==== Records for this exercise ====
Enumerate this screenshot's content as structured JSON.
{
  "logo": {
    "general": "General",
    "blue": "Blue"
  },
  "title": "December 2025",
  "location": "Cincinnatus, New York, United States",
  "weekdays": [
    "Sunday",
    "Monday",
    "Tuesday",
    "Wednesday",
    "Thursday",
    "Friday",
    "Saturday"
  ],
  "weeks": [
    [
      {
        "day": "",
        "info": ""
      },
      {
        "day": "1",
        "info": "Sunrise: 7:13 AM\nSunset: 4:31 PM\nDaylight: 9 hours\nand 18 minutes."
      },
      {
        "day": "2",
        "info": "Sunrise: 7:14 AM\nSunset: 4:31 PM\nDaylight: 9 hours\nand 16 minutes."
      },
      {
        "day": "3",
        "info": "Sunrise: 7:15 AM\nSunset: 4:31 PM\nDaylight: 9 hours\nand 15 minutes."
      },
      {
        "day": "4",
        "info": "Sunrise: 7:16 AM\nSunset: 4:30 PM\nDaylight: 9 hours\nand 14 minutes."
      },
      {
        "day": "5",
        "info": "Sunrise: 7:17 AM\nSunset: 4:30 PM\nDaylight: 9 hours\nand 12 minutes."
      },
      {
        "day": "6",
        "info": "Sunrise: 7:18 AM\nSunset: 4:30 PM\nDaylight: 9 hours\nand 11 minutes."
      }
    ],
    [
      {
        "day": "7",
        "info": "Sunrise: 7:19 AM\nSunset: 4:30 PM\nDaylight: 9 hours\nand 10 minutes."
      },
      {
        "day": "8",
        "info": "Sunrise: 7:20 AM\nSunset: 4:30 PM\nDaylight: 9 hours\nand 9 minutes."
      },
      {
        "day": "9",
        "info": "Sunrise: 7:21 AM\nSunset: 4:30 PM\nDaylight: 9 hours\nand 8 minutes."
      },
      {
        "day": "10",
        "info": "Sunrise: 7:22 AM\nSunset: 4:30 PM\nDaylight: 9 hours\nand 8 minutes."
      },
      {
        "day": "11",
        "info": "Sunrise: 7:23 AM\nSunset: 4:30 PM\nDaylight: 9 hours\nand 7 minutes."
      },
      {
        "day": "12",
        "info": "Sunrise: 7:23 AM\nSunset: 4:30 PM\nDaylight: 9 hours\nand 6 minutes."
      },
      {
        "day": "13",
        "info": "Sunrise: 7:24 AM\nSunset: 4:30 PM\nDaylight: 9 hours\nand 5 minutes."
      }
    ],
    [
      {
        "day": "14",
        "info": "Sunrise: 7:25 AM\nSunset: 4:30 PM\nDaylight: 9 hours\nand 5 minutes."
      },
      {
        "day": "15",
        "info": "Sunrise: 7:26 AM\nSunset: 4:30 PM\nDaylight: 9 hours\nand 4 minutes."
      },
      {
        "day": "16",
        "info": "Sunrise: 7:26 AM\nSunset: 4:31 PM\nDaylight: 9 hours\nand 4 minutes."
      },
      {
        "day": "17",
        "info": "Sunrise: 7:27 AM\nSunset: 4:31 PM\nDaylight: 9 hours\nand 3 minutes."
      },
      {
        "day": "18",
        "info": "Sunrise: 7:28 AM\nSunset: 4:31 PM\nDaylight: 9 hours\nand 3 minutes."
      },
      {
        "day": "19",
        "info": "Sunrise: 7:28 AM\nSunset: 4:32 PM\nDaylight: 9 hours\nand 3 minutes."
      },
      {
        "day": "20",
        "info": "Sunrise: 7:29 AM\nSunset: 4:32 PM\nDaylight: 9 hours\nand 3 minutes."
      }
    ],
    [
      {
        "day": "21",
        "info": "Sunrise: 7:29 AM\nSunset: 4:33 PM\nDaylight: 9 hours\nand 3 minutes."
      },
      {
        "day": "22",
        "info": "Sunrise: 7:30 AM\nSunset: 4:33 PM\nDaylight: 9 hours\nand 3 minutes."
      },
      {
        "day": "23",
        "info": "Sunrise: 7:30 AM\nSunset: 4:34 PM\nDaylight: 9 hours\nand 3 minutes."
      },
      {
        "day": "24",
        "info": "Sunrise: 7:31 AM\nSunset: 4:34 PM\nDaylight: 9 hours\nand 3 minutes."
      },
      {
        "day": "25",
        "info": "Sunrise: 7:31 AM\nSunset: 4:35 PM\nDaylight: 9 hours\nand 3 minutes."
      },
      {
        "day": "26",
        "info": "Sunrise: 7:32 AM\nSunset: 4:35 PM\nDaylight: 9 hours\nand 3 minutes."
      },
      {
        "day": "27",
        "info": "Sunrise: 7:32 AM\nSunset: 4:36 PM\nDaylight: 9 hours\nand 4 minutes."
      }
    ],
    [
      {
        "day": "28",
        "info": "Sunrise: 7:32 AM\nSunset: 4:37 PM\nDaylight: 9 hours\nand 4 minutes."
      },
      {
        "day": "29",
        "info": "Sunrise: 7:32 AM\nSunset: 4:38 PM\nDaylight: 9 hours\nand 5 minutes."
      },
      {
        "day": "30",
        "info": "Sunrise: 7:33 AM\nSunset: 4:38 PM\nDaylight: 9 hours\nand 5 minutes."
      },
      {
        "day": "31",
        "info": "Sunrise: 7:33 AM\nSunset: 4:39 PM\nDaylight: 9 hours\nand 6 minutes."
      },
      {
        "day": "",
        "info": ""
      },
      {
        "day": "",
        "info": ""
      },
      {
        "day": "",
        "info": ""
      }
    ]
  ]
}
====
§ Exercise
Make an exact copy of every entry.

§ Written response
Enumerate this screenshot's content as structured JSON.
{
  "logo": {
    "general": "General",
    "blue": "Blue"
  },
  "title": "December 2025",
  "location": "Cincinnatus, New York, United States",
  "weekdays": [
    "Sunday",
    "Monday",
    "Tuesday",
    "Wednesday",
    "Thursday",
    "Friday",
    "Saturday"
  ],
  "weeks": [
    [
      {
        "day": "",
        "info": ""
      },
      {
        "day": "1",
        "info": "Sunrise: 7:13 AM\nSunset: 4:31 PM\nDaylight: 9 hours\nand 18 minutes."
      },
      {
        "day": "2",
        "info": "Sunrise: 7:14 AM\nSunset: 4:31 PM\nDaylight: 9 hours\nand 16 minutes."
      },
      {
        "day": "3",
        "info": "Sunrise: 7:15 AM\nSunset: 4:31 PM\nDaylight: 9 hours\nand 15 minutes."
      },
      {
        "day": "4",
        "info": "Sunrise: 7:16 AM\nSunset: 4:30 PM\nDaylight: 9 hours\nand 14 minutes."
      },
      {
        "day": "5",
        "info": "Sunrise: 7:17 AM\nSunset: 4:30 PM\nDaylight: 9 hours\nand 12 minutes."
      },
      {
        "day": "6",
        "info": "Sunrise: 7:18 AM\nSunset: 4:30 PM\nDaylight: 9 hours\nand 11 minutes."
      }
    ],
    [
      {
        "day": "7",
        "info": "Sunrise: 7:19 AM\nSunset: 4:30 PM\nDaylight: 9 hours\nand 10 minutes."
      },
      {
        "day": "8",
        "info": "Sunrise: 7:20 AM\nSunset: 4:30 PM\nDaylight: 9 hours\nand 9 minutes."
      },
      {
        "day": "9",
        "info": "Sunrise: 7:21 AM\nSunset: 4:30 PM\nDaylight: 9 hours\nand 8 minutes."
      },
      {
        "day": "10",
        "info": "Sunrise: 7:22 AM\nSunset: 4:30 PM\nDaylight: 9 hours\nand 8 minutes."
      },
      {
        "day": "11",
        "info": "Sunrise: 7:23 AM\nSunset: 4:30 PM\nDaylight: 9 hours\nand 7 minutes."
      },
      {
        "day": "12",
        "info": "Sunrise: 7:23 AM\nSunset: 4:30 PM\nDaylight: 9 hours\nand 6 minutes."
      },
      {
        "day": "13",
        "info": "Sunrise: 7:24 AM\nSunset: 4:30 PM\nDaylight: 9 hours\nand 5 minutes."
      }
    ],
    [
      {
        "day": "14",
        "info": "Sunrise: 7:25 AM\nSunset: 4:30 PM\nDaylight: 9 hours\nand 5 minutes."
      },
      {
        "day": "15",
        "info": "Sunrise: 7:26 AM\nSunset: 4:30 PM\nDaylight: 9 hours\nand 4 minutes."
      },
      {
        "day": "16",
        "info": "Sunrise: 7:26 AM\nSunset: 4:31 PM\nDaylight: 9 hours\nand 4 minutes."
      },
      {
        "day": "17",
        "info": "Sunrise: 7:27 AM\nSunset: 4:31 PM\nDaylight: 9 hours\nand 3 minutes."
      },
      {
        "day": "18",
        "info": "Sunrise: 7:28 AM\nSunset: 4:31 PM\nDaylight: 9 hours\nand 3 minutes."
      },
      {
        "day": "19",
        "info": "Sunrise: 7:28 AM\nSunset: 4:32 PM\nDaylight: 9 hours\nand 3 minutes."
      },
      {
        "day": "20",
        "info": "Sunrise: 7:29 AM\nSunset: 4:32 PM\nDaylight: 9 hours\nand 3 minutes."
      }
    ],
    [
      {
        "day": "21",
        "info": "Sunrise: 7:29 AM\nSunset: 4:33 PM\nDaylight: 9 hours\nand 3 minutes."
      },
      {
        "day": "22",
        "info": "Sunrise: 7:30 AM\nSunset: 4:33 PM\nDaylight: 9 hours\nand 3 minutes."
      },
      {
        "day": "23",
        "info": "Sunrise: 7:30 AM\nSunset: 4:34 PM\nDaylight: 9 hours\nand 3 minutes."
      },
      {
        "day": "24",
        "info": "Sunrise: 7:31 AM\nSunset: 4:34 PM\nDaylight: 9 hours\nand 3 minutes."
      },
      {
        "day": "25",
        "info": "Sunrise: 7:31 AM\nSunset: 4:35 PM\nDaylight: 9 hours\nand 3 minutes."
      },
      {
        "day": "26",
        "info": "Sunrise: 7:32 AM\nSunset: 4:35 PM\nDaylight: 9 hours\nand 3 minutes."
      },
      {
        "day": "27",
        "info": "Sunrise: 7:32 AM\nSunset: 4:36 PM\nDaylight: 9 hours\nand 4 minutes."
      }
    ],
    [
      {
        "day": "28",
        "info": "Sunrise: 7:32 AM\nSunset: 4:37 PM\nDaylight: 9 hours\nand 4 minutes."
      },
      {
        "day": "29",
        "info": "Sunrise: 7:32 AM\nSunset: 4:38 PM\nDaylight: 9 hours\nand 5 minutes."
      },
      {
        "day": "30",
        "info": "Sunrise: 7:33 AM\nSunset: 4:38 PM\nDaylight: 9 hours\nand 5 minutes."
      },
      {
        "day": "31",
        "info": "Sunrise: 7:33 AM\nSunset: 4:39 PM\nDaylight: 9 hours\nand 6 minutes."
      },
      {
        "day": "",
        "info": ""
      },
      {
        "day": "",
        "info": ""
      },
      {
        "day": "",
        "info": ""
      }
    ]
  ]
}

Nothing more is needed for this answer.